[Saved data entries]
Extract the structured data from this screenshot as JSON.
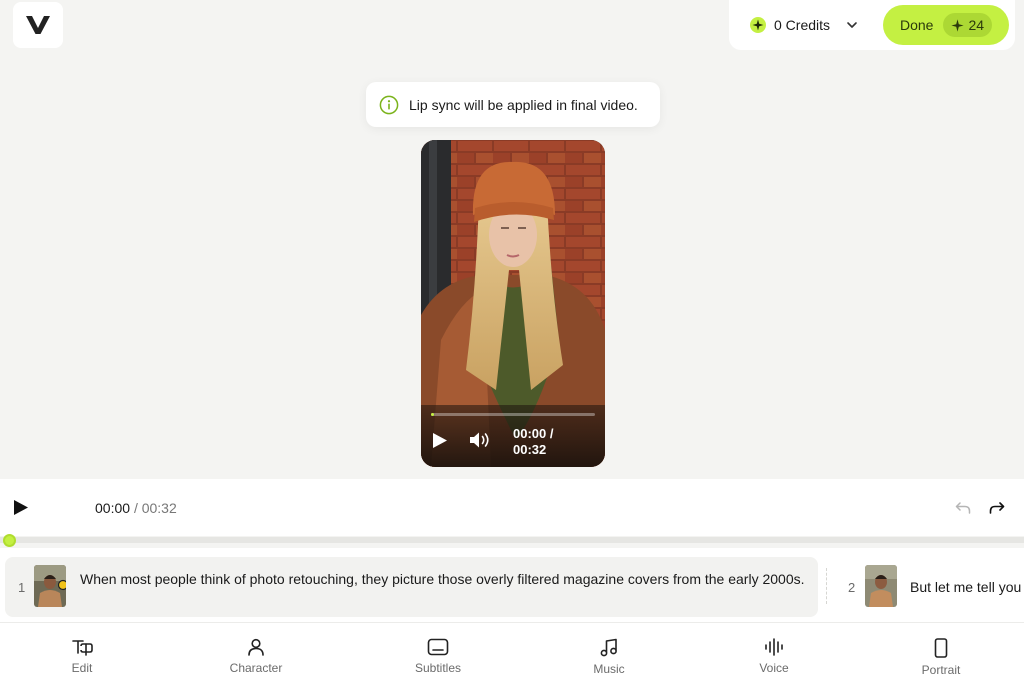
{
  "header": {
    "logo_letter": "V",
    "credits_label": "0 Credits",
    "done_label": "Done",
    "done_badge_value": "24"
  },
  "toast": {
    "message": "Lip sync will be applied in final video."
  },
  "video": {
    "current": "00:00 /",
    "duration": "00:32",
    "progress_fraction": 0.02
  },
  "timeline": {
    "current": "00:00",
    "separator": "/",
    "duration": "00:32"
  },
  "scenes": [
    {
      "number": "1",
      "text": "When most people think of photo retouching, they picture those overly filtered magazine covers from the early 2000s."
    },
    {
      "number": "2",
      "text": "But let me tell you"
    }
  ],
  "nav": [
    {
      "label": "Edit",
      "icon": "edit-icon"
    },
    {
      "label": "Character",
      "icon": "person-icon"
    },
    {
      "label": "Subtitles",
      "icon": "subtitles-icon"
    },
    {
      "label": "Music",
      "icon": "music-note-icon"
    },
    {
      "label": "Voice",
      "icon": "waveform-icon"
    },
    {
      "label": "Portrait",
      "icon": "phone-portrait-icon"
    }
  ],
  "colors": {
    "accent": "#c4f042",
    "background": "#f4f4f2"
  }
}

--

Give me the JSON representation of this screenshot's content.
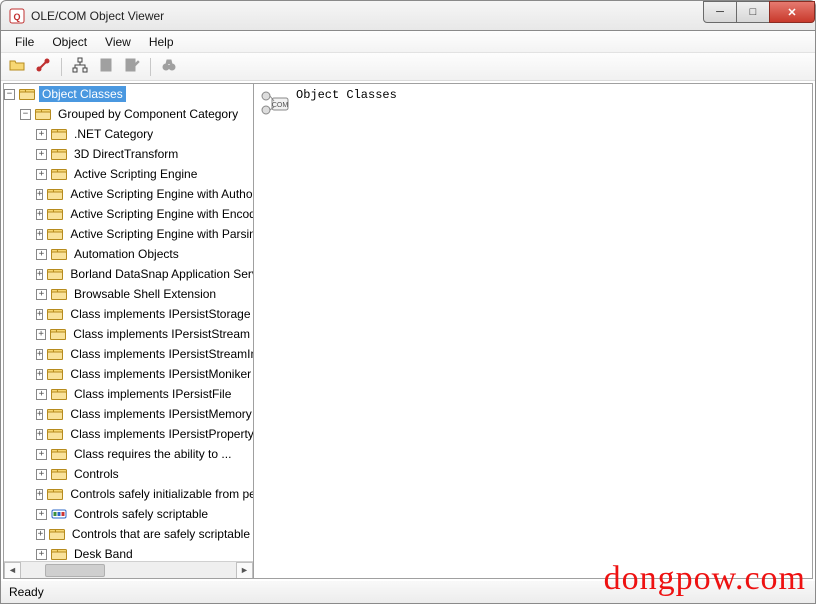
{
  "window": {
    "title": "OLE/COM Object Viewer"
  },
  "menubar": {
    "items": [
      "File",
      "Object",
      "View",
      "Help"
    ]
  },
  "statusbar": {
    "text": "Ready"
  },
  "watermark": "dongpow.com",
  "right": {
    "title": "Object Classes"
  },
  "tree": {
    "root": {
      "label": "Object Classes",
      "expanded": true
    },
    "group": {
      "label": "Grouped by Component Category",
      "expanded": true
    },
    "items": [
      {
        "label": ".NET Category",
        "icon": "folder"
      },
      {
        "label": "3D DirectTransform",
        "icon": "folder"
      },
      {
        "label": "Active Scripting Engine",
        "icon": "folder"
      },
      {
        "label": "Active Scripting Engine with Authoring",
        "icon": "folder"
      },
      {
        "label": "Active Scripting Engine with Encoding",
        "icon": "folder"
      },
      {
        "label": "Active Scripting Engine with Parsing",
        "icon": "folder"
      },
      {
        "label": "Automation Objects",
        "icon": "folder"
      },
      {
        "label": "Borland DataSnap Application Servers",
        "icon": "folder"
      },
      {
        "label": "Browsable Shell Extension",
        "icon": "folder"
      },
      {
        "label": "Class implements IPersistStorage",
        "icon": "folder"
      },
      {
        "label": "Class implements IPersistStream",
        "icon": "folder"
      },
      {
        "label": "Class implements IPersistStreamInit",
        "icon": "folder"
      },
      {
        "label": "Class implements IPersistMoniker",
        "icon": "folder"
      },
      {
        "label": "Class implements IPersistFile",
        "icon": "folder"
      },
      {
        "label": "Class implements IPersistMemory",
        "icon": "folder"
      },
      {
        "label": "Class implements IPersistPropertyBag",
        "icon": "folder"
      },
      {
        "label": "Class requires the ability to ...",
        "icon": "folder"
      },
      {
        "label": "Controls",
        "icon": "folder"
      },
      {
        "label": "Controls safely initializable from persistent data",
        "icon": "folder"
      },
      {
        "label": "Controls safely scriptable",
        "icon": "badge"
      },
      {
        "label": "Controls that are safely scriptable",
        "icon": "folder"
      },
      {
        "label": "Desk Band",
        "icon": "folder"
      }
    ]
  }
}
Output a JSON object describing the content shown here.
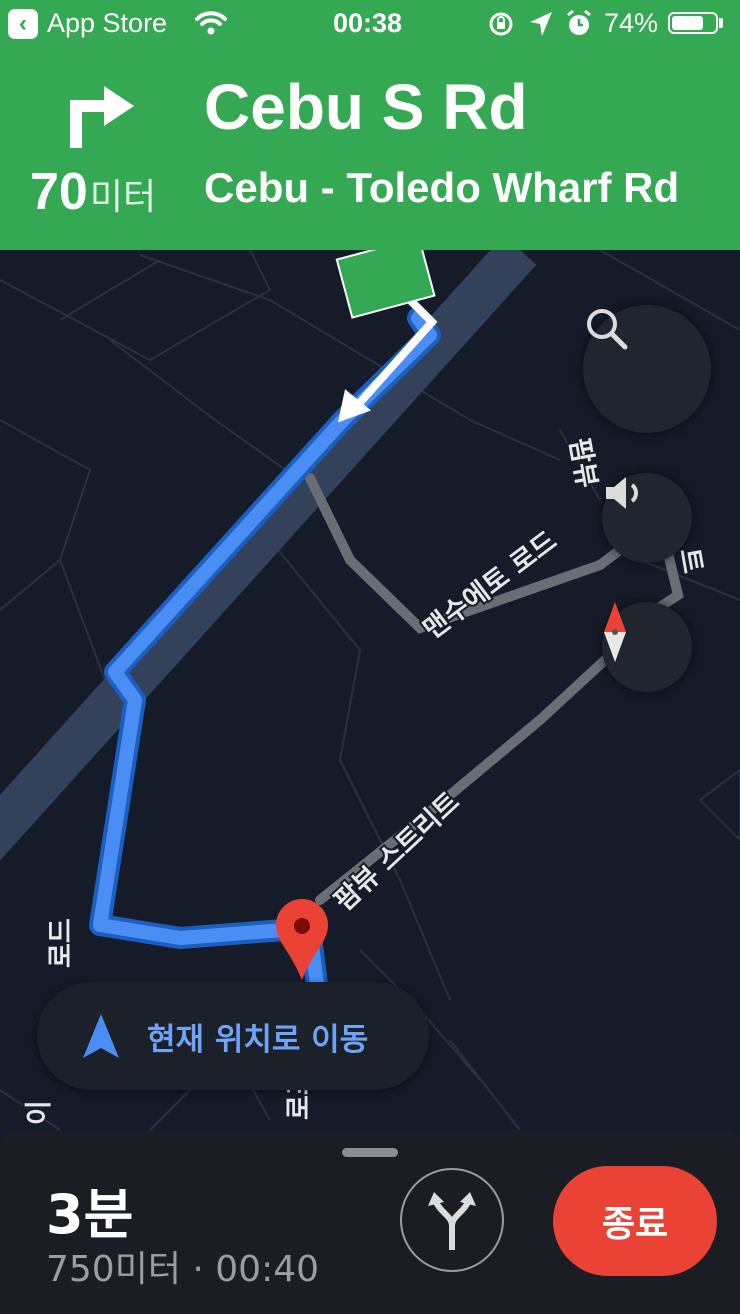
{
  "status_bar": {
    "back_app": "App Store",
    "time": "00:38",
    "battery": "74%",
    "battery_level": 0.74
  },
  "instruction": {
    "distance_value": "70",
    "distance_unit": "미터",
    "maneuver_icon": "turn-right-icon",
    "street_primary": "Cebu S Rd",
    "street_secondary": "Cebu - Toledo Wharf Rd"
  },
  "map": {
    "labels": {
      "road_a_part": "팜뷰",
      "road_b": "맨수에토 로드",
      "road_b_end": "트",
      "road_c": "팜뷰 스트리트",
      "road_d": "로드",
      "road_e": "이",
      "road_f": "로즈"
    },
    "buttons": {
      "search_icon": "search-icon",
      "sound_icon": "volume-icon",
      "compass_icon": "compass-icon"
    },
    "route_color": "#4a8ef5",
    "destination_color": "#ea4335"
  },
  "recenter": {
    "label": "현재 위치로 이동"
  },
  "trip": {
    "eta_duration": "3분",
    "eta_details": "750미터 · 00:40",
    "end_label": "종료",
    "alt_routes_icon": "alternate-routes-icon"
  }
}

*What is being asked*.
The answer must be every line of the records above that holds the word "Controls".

*Final answer*.
        "label": "Controls",
        "label": "Controls safely initializable from persistent data",
        "label": "Controls safely scriptable",
        "label": "Controls that are safely scriptable",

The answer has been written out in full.